It was the same creature that looked back at the human astronaut from the waters in the darkest chamber of the Martian netherworld. The only change to this entity were two red, translucent earrings in his left ear. His eyes and the jagged marks on his cheeks shone with an almost supernatural glow. He was no longer just a reflection.
The Councilors sat in stunned silence, trying to figure out how this alien could have such a humanoid appearance. Everything they studied told them that extraterrestrials should be unrecognizable, weird life forms like those insectoids, not boyish looking humanoids. They had no idea what to say, their bodies recoiling from the piercing gaze of the creature’s inhumanly large, glowing, red eyes.

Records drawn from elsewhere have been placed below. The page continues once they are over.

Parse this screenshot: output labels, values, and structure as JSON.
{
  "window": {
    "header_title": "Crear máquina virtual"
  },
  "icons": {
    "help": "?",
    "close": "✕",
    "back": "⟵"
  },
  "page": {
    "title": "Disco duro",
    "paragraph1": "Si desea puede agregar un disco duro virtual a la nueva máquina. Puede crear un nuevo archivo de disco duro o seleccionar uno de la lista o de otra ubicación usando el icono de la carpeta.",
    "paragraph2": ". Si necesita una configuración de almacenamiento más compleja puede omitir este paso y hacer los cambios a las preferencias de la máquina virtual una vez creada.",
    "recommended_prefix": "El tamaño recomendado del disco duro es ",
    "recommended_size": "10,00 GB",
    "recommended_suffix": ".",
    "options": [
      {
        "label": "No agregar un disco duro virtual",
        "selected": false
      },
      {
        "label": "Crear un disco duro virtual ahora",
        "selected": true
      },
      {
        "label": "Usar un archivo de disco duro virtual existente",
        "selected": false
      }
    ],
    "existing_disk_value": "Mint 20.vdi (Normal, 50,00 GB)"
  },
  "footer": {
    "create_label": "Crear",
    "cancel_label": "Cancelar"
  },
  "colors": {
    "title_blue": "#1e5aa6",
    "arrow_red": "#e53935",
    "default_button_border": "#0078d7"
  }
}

“Take me to your leader?” asked the creature in a pleasant baritone. It spoke perfect English with a very light accent that was impossible to place, a mark left by an otherworldly language.

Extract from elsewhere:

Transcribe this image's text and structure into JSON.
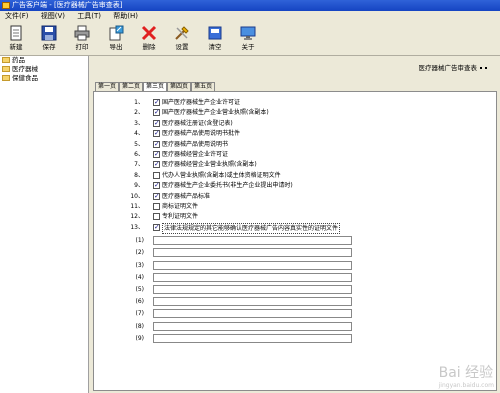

“That would be us,” replied Grey unsurely as if trying to remind himself and the Councilors that they were in fact the leaders of Earth and the alien creature was talking to the right people.
Grey introduced himself and the rest of the Council as the creature politely nodded and smiled, careful not to show its teeth.
“My name is Ace,” he said. “I’m the commander of the fleet in orbit around your planet. We’re here to help.”
“Oh behalf of the International Council and the people of Earth, I’d like to thank you for coming to our planet’s aid,” responded Grey.
“Please don’t thank me yet,” said Ace. “This was just the first wave. More of these creatures are on their way to Earth. What you saw was a scouting party designed to test your defenses. Since we met them, the Rexx’s commanders will throw their entire fleet at us and bring in reinforcements.”
“And without your help, we’d be facing an all-out global invasion right now.”
Ace half-shrugged in reply.
“Now you call these aliens the Rexx? What are they?” asked Grey.
“We’ve sent you most of the information we have on them. The Rexx is just a codename based on the astronomical coordinates of their territory. They don’t call themselves anything like that, if they call themselves anything at all.”
“Why are they here?” asked Councilor Jensen.
“They were sent to exterminate the human species.”
“Sent? By who?” asked Grey.
“Somebody wants humans exterminated?” jumped Hertz. “Why?”
“Well, there seems to be a misunderstanding of cosmic proportions at play here,” sighed Ace. “You see, the alien species that controls the Rexx feel that humans pose a threat to them.”
Grey’s face froze with a alarm.
“Who are you Ace?” he asked.
“Have you ever heard of Mars Expedition 37?” Ace raised his brow with a teasing smirk.
“The mission that disappeared in the early 2100s? It’s a storied part of space age folklore and we still hear all kinds of conspiracy theories and wild guesses about why those astronauts went missing over the years. How do you know about it?”
“Because you’re looking at the mission scientist.”
A hush fell over the conference room.
“But that would make you…” started Councilor Silvis, “over 1,400 years old.”
“Yes. Yes, it would,” agreed Ace.
“How could that even be possible? The longest recorded human lifespan is 332.”
“I’ll have to fill you in on quite a bit. From what the crews of the Terra Firma Project have been telling me, you never call anymore…” Ace smiled ominously, bearing the pair of fangs which now functioned as his canines.